GIVEN ENTRIES Block Start

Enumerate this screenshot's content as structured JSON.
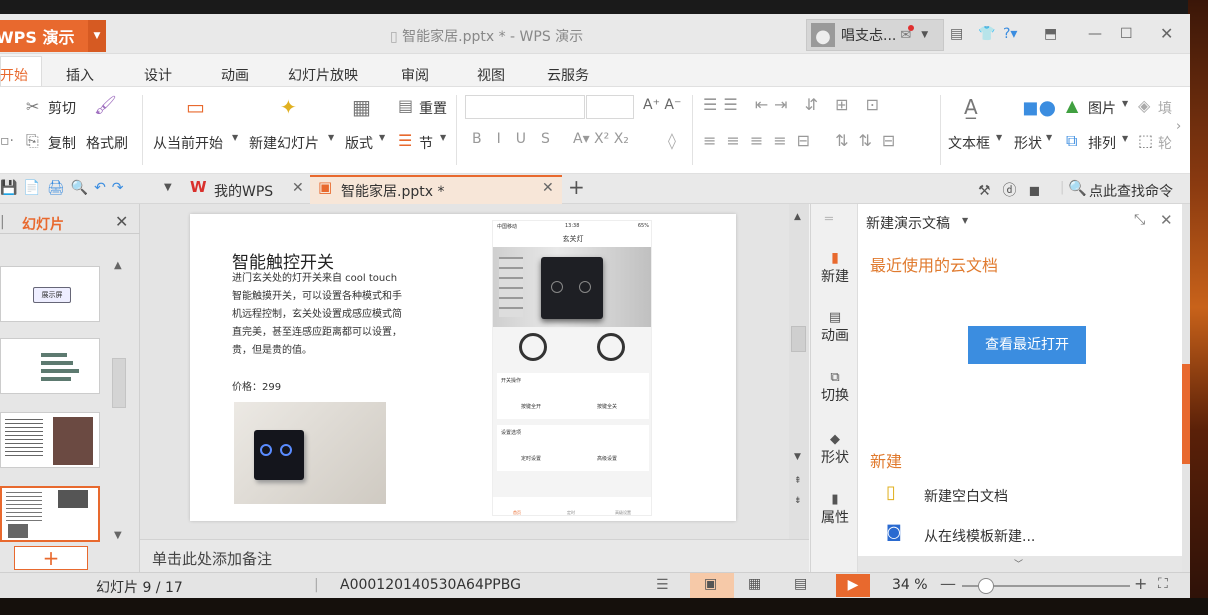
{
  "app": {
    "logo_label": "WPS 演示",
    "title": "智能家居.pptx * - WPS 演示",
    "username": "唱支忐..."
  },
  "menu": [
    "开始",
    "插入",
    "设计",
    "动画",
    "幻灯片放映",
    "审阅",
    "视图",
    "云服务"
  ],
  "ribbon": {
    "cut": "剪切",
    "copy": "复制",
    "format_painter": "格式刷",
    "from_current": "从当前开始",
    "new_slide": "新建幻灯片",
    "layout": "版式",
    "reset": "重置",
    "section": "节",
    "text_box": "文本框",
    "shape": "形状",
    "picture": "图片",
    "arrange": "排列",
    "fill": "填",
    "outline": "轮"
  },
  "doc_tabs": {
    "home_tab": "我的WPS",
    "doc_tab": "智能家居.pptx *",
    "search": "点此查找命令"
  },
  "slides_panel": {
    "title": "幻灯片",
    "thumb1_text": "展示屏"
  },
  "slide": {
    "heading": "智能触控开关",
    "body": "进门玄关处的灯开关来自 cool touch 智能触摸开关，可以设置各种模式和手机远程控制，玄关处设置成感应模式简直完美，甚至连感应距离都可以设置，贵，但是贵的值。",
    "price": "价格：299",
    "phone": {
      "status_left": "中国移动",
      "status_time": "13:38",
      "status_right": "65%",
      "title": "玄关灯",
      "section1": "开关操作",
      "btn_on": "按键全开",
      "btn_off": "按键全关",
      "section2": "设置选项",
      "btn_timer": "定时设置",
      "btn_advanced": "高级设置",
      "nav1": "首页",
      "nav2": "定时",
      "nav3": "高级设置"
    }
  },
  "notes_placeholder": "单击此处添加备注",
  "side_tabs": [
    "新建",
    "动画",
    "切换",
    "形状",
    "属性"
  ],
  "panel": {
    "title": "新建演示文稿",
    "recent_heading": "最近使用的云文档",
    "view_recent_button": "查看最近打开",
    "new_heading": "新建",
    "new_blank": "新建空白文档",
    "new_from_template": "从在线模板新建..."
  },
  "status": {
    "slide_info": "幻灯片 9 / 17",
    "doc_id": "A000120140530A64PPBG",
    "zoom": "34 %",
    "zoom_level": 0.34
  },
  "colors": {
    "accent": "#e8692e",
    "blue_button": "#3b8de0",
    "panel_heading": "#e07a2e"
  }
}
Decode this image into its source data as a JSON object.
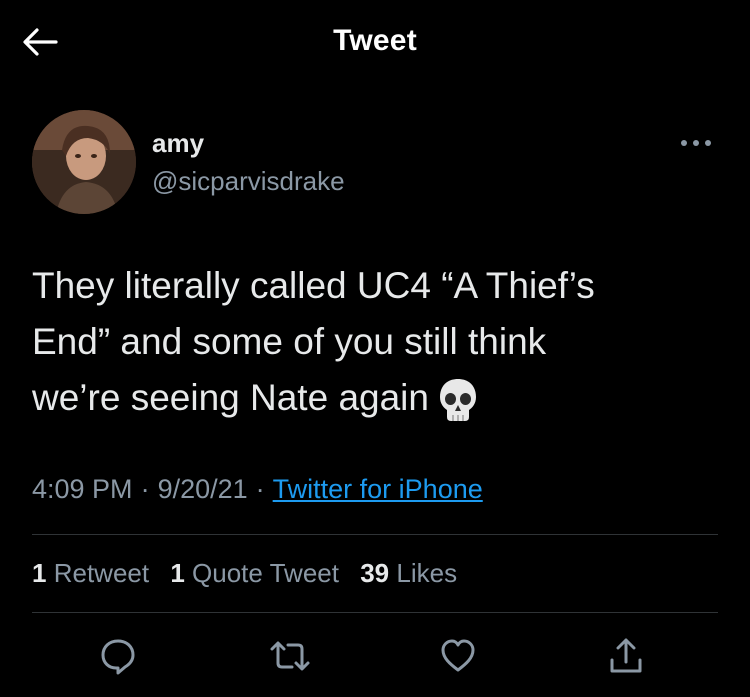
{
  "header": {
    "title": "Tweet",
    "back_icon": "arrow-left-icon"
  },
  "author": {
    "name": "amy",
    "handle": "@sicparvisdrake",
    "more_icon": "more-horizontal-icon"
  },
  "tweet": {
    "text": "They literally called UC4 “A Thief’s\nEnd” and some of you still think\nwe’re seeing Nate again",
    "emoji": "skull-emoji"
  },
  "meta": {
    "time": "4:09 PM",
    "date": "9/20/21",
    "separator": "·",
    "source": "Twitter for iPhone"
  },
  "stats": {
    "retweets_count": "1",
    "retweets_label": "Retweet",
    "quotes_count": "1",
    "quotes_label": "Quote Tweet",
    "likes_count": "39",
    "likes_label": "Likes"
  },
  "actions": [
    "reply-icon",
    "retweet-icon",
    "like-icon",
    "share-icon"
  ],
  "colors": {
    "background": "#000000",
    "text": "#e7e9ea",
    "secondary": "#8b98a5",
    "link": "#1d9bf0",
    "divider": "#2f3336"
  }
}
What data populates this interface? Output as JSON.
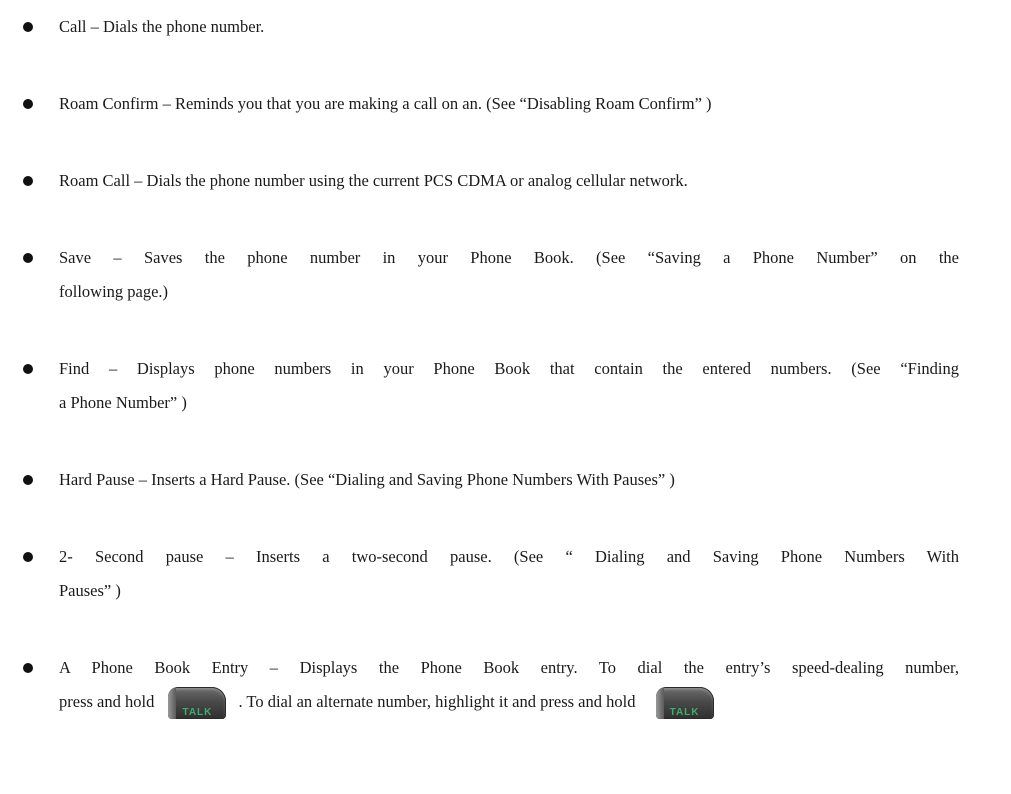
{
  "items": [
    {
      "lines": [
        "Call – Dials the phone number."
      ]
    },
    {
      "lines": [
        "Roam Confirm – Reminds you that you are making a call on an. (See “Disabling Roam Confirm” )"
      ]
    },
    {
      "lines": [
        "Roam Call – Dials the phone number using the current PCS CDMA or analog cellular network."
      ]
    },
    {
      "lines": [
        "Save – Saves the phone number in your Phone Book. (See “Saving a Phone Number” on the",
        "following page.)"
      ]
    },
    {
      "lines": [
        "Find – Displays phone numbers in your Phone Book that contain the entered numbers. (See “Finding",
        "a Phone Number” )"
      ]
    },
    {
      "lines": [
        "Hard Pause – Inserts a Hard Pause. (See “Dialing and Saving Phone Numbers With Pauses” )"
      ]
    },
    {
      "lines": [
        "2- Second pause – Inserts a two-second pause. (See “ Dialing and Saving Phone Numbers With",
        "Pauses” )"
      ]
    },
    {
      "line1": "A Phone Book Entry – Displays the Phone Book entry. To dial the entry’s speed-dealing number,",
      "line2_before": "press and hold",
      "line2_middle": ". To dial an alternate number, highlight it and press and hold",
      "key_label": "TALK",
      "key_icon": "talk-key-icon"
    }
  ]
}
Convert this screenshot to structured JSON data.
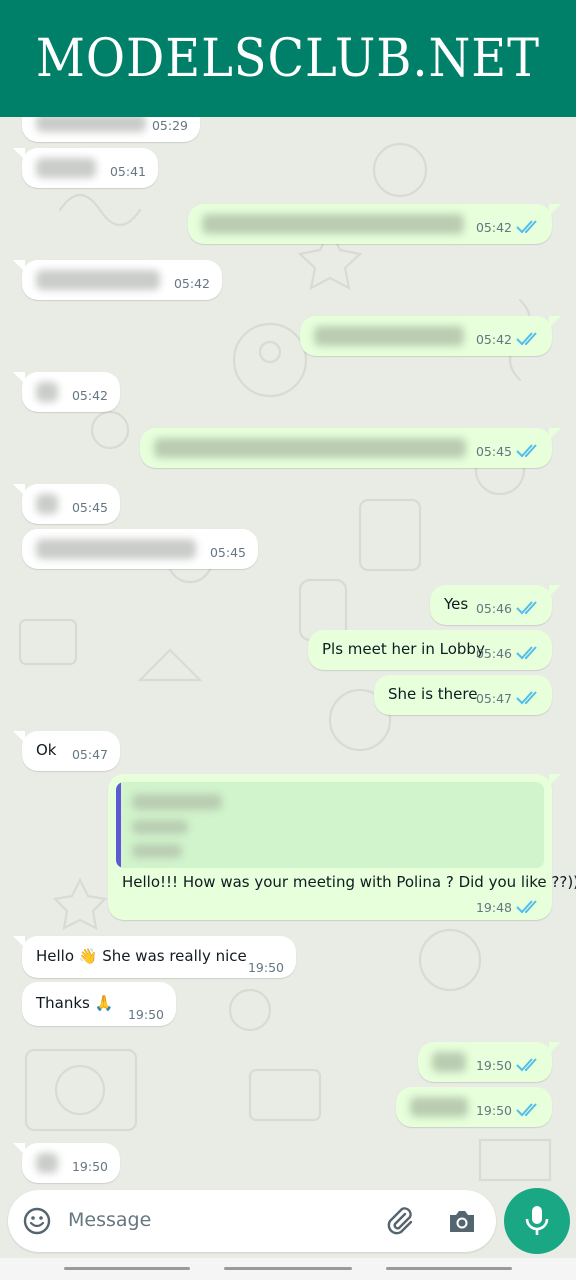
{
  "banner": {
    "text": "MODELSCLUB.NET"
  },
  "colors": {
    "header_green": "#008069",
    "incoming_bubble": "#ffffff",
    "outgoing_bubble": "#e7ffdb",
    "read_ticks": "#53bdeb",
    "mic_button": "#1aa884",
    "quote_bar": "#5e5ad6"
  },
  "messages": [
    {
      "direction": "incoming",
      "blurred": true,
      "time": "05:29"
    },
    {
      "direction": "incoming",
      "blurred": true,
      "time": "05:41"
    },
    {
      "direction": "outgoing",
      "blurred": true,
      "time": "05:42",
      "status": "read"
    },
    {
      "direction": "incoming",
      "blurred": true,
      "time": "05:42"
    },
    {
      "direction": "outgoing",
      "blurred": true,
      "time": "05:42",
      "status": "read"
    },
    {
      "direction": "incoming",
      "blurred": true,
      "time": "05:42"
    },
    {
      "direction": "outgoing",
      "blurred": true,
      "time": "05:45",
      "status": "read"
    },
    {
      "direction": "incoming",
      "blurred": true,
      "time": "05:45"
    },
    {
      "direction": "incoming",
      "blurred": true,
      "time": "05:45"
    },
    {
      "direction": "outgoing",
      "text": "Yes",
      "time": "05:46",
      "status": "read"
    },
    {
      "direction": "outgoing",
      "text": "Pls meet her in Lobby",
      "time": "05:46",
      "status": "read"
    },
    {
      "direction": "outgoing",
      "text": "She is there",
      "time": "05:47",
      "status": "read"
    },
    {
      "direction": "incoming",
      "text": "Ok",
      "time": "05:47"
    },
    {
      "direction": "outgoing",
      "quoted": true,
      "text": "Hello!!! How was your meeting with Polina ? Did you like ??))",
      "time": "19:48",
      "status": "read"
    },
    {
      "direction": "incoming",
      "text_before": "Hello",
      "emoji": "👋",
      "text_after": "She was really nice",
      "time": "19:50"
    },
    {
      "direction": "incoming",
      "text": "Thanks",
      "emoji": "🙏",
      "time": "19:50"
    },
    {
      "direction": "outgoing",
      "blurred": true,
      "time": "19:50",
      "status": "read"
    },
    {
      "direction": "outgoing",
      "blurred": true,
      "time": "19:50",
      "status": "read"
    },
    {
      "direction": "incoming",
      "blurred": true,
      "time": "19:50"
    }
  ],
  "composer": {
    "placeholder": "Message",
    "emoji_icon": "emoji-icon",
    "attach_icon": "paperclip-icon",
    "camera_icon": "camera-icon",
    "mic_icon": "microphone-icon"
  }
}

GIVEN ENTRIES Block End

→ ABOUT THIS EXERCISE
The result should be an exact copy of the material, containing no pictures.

→ RESPONSE AREA
Enumerate this screenshot's content as structured JSON.
{
  "app": {
    "logo_label": "WPS 演示",
    "title": "智能家居.pptx * - WPS 演示",
    "username": "唱支忐..."
  },
  "menu": [
    "开始",
    "插入",
    "设计",
    "动画",
    "幻灯片放映",
    "审阅",
    "视图",
    "云服务"
  ],
  "ribbon": {
    "cut": "剪切",
    "copy": "复制",
    "format_painter": "格式刷",
    "from_current": "从当前开始",
    "new_slide": "新建幻灯片",
    "layout": "版式",
    "reset": "重置",
    "section": "节",
    "text_box": "文本框",
    "shape": "形状",
    "picture": "图片",
    "arrange": "排列",
    "fill": "填",
    "outline": "轮"
  },
  "doc_tabs": {
    "home_tab": "我的WPS",
    "doc_tab": "智能家居.pptx *",
    "search": "点此查找命令"
  },
  "slides_panel": {
    "title": "幻灯片",
    "thumb1_text": "展示屏"
  },
  "slide": {
    "heading": "智能触控开关",
    "body": "进门玄关处的灯开关来自 cool touch 智能触摸开关，可以设置各种模式和手机远程控制，玄关处设置成感应模式简直完美，甚至连感应距离都可以设置，贵，但是贵的值。",
    "price": "价格：299",
    "phone": {
      "status_left": "中国移动",
      "status_time": "13:38",
      "status_right": "65%",
      "title": "玄关灯",
      "section1": "开关操作",
      "btn_on": "按键全开",
      "btn_off": "按键全关",
      "section2": "设置选项",
      "btn_timer": "定时设置",
      "btn_advanced": "高级设置",
      "nav1": "首页",
      "nav2": "定时",
      "nav3": "高级设置"
    }
  },
  "notes_placeholder": "单击此处添加备注",
  "side_tabs": [
    "新建",
    "动画",
    "切换",
    "形状",
    "属性"
  ],
  "panel": {
    "title": "新建演示文稿",
    "recent_heading": "最近使用的云文档",
    "view_recent_button": "查看最近打开",
    "new_heading": "新建",
    "new_blank": "新建空白文档",
    "new_from_template": "从在线模板新建..."
  },
  "status": {
    "slide_info": "幻灯片 9 / 17",
    "doc_id": "A000120140530A64PPBG",
    "zoom": "34 %",
    "zoom_level": 0.34
  },
  "colors": {
    "accent": "#e8692e",
    "blue_button": "#3b8de0",
    "panel_heading": "#e07a2e"
  }
}
Decode this image into its source data as a JSON object.
{
  "header": {
    "title": "Tweet",
    "back_icon": "arrow-left-icon"
  },
  "author": {
    "name": "amy",
    "handle": "@sicparvisdrake",
    "more_icon": "more-horizontal-icon"
  },
  "tweet": {
    "text": "They literally called UC4 “A Thief’s\nEnd” and some of you still think\nwe’re seeing Nate again",
    "emoji": "skull-emoji"
  },
  "meta": {
    "time": "4:09 PM",
    "date": "9/20/21",
    "separator": "·",
    "source": "Twitter for iPhone"
  },
  "stats": {
    "retweets_count": "1",
    "retweets_label": "Retweet",
    "quotes_count": "1",
    "quotes_label": "Quote Tweet",
    "likes_count": "39",
    "likes_label": "Likes"
  },
  "actions": [
    "reply-icon",
    "retweet-icon",
    "like-icon",
    "share-icon"
  ],
  "colors": {
    "background": "#000000",
    "text": "#e7e9ea",
    "secondary": "#8b98a5",
    "link": "#1d9bf0",
    "divider": "#2f3336"
  }
}
What data populates this interface? Output as JSON.
{
  "items": [
    {
      "lines": [
        "Call – Dials the phone number."
      ]
    },
    {
      "lines": [
        "Roam Confirm – Reminds you that you are making a call on an. (See “Disabling Roam Confirm” )"
      ]
    },
    {
      "lines": [
        "Roam Call – Dials the phone number using the current PCS CDMA or analog cellular network."
      ]
    },
    {
      "lines": [
        "Save – Saves the phone number in your Phone Book. (See “Saving a Phone Number” on the",
        "following page.)"
      ]
    },
    {
      "lines": [
        "Find – Displays phone numbers in your Phone Book that contain the entered numbers. (See “Finding",
        "a Phone Number” )"
      ]
    },
    {
      "lines": [
        "Hard Pause – Inserts a Hard Pause. (See “Dialing and Saving Phone Numbers With Pauses” )"
      ]
    },
    {
      "lines": [
        "2- Second pause – Inserts a two-second pause. (See “ Dialing and Saving Phone Numbers With",
        "Pauses” )"
      ]
    },
    {
      "line1": "A Phone Book Entry – Displays the Phone Book entry. To dial the entry’s speed-dealing number,",
      "line2_before": "press and hold",
      "line2_middle": ". To dial an alternate number, highlight it and press and hold",
      "key_label": "TALK",
      "key_icon": "talk-key-icon"
    }
  ]
}
Convert this screenshot to structured JSON data.
{
  "banner": {
    "text": "MODELSCLUB.NET"
  },
  "colors": {
    "header_green": "#008069",
    "incoming_bubble": "#ffffff",
    "outgoing_bubble": "#e7ffdb",
    "read_ticks": "#53bdeb",
    "mic_button": "#1aa884",
    "quote_bar": "#5e5ad6"
  },
  "messages": [
    {
      "direction": "incoming",
      "blurred": true,
      "time": "05:29"
    },
    {
      "direction": "incoming",
      "blurred": true,
      "time": "05:41"
    },
    {
      "direction": "outgoing",
      "blurred": true,
      "time": "05:42",
      "status": "read"
    },
    {
      "direction": "incoming",
      "blurred": true,
      "time": "05:42"
    },
    {
      "direction": "outgoing",
      "blurred": true,
      "time": "05:42",
      "status": "read"
    },
    {
      "direction": "incoming",
      "blurred": true,
      "time": "05:42"
    },
    {
      "direction": "outgoing",
      "blurred": true,
      "time": "05:45",
      "status": "read"
    },
    {
      "direction": "incoming",
      "blurred": true,
      "time": "05:45"
    },
    {
      "direction": "incoming",
      "blurred": true,
      "time": "05:45"
    },
    {
      "direction": "outgoing",
      "text": "Yes",
      "time": "05:46",
      "status": "read"
    },
    {
      "direction": "outgoing",
      "text": "Pls meet her in Lobby",
      "time": "05:46",
      "status": "read"
    },
    {
      "direction": "outgoing",
      "text": "She is there",
      "time": "05:47",
      "status": "read"
    },
    {
      "direction": "incoming",
      "text": "Ok",
      "time": "05:47"
    },
    {
      "direction": "outgoing",
      "quoted": true,
      "text": "Hello!!! How was your meeting with Polina ? Did you like ??))",
      "time": "19:48",
      "status": "read"
    },
    {
      "direction": "incoming",
      "text_before": "Hello",
      "emoji": "👋",
      "text_after": "She was really nice",
      "time": "19:50"
    },
    {
      "direction": "incoming",
      "text": "Thanks",
      "emoji": "🙏",
      "time": "19:50"
    },
    {
      "direction": "outgoing",
      "blurred": true,
      "time": "19:50",
      "status": "read"
    },
    {
      "direction": "outgoing",
      "blurred": true,
      "time": "19:50",
      "status": "read"
    },
    {
      "direction": "incoming",
      "blurred": true,
      "time": "19:50"
    }
  ],
  "composer": {
    "placeholder": "Message",
    "emoji_icon": "emoji-icon",
    "attach_icon": "paperclip-icon",
    "camera_icon": "camera-icon",
    "mic_icon": "microphone-icon"
  }
}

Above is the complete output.